:: Data for this exercise

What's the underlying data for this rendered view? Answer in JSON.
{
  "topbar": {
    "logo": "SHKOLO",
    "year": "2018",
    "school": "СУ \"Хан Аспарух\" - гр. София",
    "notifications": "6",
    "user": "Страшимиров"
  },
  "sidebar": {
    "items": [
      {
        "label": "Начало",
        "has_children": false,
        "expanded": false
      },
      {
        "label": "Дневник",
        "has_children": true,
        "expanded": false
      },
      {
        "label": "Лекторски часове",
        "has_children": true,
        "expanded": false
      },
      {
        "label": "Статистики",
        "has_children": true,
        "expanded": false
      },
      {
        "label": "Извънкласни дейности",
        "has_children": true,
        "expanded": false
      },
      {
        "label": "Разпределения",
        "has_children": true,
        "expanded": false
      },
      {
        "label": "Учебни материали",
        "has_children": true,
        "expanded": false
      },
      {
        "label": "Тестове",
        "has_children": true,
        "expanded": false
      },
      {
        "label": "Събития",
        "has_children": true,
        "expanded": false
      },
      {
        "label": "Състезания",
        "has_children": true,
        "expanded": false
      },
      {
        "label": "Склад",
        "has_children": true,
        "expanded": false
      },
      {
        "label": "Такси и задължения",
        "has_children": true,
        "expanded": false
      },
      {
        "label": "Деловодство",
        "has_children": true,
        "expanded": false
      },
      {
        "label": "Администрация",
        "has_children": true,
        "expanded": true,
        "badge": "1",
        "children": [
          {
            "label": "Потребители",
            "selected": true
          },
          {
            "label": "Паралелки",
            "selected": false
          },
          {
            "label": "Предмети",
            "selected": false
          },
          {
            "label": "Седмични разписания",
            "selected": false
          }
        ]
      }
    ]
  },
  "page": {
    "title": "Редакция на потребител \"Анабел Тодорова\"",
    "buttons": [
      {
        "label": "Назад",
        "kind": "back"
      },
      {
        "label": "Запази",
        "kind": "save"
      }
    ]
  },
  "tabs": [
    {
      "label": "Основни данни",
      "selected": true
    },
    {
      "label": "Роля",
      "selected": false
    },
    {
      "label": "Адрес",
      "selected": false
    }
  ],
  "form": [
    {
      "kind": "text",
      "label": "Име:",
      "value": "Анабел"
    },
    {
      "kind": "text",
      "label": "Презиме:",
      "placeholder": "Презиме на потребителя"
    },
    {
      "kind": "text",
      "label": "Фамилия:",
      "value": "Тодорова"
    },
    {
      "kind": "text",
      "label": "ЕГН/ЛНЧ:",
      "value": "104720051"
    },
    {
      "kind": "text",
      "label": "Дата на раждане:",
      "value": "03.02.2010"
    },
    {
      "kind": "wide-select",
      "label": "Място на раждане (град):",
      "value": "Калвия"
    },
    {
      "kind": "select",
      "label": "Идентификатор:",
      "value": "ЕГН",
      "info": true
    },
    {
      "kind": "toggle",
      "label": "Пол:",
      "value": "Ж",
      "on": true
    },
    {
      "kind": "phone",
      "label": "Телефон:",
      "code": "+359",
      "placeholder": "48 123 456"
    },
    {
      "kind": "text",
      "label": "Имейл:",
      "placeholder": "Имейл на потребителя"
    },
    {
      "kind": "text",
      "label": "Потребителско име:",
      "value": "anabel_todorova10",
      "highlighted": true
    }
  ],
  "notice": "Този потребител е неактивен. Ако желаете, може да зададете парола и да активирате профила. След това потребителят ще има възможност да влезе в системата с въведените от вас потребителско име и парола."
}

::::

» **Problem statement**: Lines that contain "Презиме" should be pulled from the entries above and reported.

» **Output for this exercise**:
      "label": "Презиме:",
      "placeholder": "Презиме на потребителя"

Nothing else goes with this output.